Records for this task:
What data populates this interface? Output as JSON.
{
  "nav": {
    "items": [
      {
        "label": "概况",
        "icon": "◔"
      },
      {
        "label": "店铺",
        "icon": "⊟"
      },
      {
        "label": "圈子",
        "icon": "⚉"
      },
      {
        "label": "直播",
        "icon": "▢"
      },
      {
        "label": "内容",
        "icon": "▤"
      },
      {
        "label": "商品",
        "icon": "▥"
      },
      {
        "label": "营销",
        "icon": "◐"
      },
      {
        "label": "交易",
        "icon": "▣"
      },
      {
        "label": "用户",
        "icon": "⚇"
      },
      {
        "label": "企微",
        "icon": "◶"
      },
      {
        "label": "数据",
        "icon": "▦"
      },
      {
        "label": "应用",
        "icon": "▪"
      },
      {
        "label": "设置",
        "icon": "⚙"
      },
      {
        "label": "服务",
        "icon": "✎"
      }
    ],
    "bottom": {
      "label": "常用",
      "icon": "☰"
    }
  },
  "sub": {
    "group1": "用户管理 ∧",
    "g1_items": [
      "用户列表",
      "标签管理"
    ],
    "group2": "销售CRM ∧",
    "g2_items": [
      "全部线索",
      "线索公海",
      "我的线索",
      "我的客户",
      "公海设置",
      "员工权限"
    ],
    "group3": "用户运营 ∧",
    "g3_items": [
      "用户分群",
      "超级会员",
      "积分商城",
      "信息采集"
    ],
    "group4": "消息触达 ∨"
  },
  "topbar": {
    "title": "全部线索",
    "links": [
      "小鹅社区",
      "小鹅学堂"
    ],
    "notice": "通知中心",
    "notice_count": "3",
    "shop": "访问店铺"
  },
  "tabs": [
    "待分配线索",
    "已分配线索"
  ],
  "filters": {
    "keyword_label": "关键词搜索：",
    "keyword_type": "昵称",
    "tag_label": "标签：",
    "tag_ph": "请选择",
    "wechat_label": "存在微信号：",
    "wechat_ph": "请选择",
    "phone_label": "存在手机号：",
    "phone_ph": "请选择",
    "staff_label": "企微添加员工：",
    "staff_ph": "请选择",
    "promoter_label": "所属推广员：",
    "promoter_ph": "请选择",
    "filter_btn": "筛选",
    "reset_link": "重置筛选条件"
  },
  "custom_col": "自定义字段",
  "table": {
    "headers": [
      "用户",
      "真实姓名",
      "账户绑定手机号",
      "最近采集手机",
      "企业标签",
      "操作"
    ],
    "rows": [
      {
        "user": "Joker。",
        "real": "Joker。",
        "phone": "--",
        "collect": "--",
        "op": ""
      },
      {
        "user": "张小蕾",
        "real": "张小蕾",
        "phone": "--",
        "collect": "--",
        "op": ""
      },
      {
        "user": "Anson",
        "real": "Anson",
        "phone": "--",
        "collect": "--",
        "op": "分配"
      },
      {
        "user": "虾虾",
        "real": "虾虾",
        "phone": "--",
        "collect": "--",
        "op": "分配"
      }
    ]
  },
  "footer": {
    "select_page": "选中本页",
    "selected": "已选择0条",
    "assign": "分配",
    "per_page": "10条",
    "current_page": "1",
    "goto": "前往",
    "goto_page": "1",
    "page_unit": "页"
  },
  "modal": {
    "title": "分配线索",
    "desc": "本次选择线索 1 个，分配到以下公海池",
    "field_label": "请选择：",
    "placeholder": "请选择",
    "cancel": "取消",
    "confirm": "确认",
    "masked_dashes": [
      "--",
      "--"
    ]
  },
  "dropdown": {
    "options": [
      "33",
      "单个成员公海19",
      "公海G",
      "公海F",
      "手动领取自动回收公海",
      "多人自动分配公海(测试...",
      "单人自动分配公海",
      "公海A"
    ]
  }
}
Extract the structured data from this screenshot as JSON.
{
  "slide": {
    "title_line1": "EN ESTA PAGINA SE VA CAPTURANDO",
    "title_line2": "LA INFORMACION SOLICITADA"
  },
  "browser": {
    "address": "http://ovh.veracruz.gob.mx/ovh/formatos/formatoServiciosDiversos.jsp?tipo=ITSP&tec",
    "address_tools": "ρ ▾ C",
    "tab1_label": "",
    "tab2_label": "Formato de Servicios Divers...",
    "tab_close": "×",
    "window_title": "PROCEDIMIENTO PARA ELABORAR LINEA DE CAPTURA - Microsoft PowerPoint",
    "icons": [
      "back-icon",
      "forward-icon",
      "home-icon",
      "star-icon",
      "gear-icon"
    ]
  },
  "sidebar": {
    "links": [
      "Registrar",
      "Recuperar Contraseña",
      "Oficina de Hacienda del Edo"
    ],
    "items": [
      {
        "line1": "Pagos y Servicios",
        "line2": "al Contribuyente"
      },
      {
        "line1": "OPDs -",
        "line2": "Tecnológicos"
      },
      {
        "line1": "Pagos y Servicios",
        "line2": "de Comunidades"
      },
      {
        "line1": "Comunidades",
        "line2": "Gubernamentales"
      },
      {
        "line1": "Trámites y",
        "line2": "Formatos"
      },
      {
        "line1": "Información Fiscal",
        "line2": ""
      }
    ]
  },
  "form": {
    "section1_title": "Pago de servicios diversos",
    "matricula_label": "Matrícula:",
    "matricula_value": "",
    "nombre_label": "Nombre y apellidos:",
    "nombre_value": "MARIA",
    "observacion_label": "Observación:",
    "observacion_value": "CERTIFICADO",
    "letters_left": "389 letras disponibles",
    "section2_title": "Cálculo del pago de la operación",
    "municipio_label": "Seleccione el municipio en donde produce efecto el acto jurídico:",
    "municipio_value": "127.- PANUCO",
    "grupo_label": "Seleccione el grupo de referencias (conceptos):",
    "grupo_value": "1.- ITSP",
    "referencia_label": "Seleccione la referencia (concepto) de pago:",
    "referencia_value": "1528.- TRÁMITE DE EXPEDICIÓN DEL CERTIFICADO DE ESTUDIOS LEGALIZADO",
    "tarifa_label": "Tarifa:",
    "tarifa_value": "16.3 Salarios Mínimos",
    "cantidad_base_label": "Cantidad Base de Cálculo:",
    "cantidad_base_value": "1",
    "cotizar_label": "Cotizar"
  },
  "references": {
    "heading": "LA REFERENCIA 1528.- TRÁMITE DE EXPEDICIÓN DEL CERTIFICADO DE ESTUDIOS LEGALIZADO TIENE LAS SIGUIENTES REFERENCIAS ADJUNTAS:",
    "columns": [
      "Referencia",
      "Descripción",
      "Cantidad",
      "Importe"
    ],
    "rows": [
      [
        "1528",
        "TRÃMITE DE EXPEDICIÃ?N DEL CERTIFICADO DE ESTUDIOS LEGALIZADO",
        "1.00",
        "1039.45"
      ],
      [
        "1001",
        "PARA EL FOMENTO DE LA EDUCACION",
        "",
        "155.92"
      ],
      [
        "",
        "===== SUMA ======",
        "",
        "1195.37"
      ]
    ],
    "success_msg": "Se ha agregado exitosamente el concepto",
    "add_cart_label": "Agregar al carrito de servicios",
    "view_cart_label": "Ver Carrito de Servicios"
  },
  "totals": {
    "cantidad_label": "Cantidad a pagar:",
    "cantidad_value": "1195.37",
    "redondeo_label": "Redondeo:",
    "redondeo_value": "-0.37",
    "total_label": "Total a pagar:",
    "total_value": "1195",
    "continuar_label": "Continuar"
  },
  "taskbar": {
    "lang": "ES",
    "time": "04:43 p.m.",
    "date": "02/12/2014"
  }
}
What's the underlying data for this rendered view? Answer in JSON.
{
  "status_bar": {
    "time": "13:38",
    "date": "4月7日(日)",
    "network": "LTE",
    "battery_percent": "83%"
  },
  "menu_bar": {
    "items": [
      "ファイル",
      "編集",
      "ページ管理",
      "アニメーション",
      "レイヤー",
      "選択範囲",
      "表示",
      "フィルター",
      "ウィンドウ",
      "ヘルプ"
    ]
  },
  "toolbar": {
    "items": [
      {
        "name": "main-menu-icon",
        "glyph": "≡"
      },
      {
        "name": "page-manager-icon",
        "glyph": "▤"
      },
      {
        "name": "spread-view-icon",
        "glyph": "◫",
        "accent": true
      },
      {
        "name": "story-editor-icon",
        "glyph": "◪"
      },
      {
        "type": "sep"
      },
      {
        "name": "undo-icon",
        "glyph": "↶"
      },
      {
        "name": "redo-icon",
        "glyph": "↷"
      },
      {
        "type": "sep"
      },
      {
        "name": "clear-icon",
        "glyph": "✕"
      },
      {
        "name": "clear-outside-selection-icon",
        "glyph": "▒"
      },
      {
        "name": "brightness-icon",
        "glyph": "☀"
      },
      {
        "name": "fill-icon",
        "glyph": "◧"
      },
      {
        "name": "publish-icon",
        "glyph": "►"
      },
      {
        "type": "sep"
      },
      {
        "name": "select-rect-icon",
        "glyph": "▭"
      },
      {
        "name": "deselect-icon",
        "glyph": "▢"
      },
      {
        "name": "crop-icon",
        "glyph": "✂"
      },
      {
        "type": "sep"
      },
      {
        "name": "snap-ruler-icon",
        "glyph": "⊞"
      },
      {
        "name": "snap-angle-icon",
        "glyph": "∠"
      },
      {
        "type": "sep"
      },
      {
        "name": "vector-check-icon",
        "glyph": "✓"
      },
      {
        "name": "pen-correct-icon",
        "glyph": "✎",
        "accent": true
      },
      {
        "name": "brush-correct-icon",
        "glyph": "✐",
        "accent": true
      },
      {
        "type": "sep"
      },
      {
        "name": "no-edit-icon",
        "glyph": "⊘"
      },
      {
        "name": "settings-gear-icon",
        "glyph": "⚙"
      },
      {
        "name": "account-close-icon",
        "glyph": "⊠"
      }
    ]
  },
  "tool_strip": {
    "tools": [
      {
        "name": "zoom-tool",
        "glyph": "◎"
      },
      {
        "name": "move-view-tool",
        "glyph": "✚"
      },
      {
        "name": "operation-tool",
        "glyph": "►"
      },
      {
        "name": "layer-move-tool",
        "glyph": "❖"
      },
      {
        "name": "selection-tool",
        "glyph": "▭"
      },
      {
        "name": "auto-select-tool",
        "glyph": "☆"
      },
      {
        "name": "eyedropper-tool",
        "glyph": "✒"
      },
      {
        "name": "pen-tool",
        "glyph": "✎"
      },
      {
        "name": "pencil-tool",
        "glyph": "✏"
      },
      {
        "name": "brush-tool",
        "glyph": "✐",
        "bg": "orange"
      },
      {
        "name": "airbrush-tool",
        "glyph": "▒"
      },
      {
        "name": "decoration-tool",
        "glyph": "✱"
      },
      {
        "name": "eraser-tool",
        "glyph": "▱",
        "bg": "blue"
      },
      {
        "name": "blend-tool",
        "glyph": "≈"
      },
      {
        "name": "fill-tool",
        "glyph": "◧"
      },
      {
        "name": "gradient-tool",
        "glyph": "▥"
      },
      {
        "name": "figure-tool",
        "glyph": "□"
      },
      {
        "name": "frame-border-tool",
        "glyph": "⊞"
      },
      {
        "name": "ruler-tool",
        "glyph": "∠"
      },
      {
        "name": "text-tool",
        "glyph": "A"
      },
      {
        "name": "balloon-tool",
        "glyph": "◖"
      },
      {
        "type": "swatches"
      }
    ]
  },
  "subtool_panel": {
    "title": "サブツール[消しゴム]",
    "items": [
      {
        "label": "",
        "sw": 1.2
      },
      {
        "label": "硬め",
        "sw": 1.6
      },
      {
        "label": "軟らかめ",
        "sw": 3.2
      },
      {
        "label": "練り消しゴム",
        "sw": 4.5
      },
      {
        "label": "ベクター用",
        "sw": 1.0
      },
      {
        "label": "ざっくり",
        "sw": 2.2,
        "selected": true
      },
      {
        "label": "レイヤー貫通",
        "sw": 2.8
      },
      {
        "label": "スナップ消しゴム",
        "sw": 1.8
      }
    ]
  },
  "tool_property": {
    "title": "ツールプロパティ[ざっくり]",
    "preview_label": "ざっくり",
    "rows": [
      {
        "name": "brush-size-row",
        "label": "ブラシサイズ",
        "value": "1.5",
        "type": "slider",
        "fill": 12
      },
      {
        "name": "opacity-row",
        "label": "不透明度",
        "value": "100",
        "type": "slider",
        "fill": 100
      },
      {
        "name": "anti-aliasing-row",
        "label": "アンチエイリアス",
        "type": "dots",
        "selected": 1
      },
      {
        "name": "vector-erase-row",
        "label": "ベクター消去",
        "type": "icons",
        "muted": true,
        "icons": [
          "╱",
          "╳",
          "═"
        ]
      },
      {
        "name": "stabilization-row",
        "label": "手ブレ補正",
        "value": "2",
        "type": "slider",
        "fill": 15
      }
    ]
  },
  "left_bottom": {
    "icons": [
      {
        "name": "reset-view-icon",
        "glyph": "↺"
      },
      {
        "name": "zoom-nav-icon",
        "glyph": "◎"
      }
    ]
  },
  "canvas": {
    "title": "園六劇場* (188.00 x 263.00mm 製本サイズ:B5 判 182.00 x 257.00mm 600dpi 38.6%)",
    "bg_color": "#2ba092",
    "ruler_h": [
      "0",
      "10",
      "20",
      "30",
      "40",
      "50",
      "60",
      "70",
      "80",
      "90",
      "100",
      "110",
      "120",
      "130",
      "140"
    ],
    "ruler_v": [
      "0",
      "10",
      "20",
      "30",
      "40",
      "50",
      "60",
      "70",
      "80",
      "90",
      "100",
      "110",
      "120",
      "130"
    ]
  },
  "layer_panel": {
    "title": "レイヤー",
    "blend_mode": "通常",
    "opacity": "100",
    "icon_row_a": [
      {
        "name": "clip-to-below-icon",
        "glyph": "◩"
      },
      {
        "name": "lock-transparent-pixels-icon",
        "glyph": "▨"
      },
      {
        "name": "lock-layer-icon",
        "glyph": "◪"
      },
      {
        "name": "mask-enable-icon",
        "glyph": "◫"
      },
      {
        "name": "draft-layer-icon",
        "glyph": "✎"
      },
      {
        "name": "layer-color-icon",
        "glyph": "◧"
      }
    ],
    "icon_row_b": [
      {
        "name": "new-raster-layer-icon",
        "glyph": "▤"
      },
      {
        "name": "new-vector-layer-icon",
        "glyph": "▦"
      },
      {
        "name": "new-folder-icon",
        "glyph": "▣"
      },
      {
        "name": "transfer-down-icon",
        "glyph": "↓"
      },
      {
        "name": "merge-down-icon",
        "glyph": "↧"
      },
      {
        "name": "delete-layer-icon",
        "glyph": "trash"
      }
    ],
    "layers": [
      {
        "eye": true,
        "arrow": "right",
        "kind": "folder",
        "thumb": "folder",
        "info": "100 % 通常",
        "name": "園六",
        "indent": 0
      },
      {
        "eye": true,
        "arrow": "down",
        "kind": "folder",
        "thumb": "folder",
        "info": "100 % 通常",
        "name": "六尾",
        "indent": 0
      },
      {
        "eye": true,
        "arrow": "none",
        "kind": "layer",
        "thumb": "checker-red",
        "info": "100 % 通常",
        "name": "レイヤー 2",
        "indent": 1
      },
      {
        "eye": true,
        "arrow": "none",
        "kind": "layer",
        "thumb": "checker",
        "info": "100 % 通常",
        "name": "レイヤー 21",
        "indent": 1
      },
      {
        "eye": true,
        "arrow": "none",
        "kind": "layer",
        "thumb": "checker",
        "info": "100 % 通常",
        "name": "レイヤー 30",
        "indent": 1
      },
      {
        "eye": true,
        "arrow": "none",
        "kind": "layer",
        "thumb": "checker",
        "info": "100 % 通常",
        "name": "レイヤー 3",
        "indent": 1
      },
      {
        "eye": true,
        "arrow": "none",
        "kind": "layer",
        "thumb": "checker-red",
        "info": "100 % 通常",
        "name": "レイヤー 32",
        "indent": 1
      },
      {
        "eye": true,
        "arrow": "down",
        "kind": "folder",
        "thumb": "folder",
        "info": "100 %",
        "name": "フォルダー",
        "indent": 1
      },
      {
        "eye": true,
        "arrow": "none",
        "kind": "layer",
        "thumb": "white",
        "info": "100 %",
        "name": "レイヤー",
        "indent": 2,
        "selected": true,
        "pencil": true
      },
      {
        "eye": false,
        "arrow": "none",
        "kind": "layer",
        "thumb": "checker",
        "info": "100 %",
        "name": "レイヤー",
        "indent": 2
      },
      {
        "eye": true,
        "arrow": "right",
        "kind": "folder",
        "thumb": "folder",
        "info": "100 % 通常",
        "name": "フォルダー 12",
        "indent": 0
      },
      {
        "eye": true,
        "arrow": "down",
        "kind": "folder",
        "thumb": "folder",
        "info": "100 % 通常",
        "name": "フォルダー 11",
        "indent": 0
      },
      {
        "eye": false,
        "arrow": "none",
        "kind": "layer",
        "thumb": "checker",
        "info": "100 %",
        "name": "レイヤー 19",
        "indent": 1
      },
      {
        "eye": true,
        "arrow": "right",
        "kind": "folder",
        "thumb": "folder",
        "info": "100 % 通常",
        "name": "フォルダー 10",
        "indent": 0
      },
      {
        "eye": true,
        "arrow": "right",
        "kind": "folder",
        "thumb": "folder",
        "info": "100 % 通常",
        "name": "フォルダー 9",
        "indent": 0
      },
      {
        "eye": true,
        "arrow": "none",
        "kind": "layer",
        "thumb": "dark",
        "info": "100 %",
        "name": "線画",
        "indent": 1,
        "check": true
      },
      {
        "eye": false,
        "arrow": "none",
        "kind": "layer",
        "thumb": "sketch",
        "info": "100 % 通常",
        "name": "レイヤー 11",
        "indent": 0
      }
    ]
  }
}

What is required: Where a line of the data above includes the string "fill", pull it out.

Answer box:
        "name": "fill-icon",
        "name": "fill-tool",
        "fill": 12
        "fill": 100
        "fill": 15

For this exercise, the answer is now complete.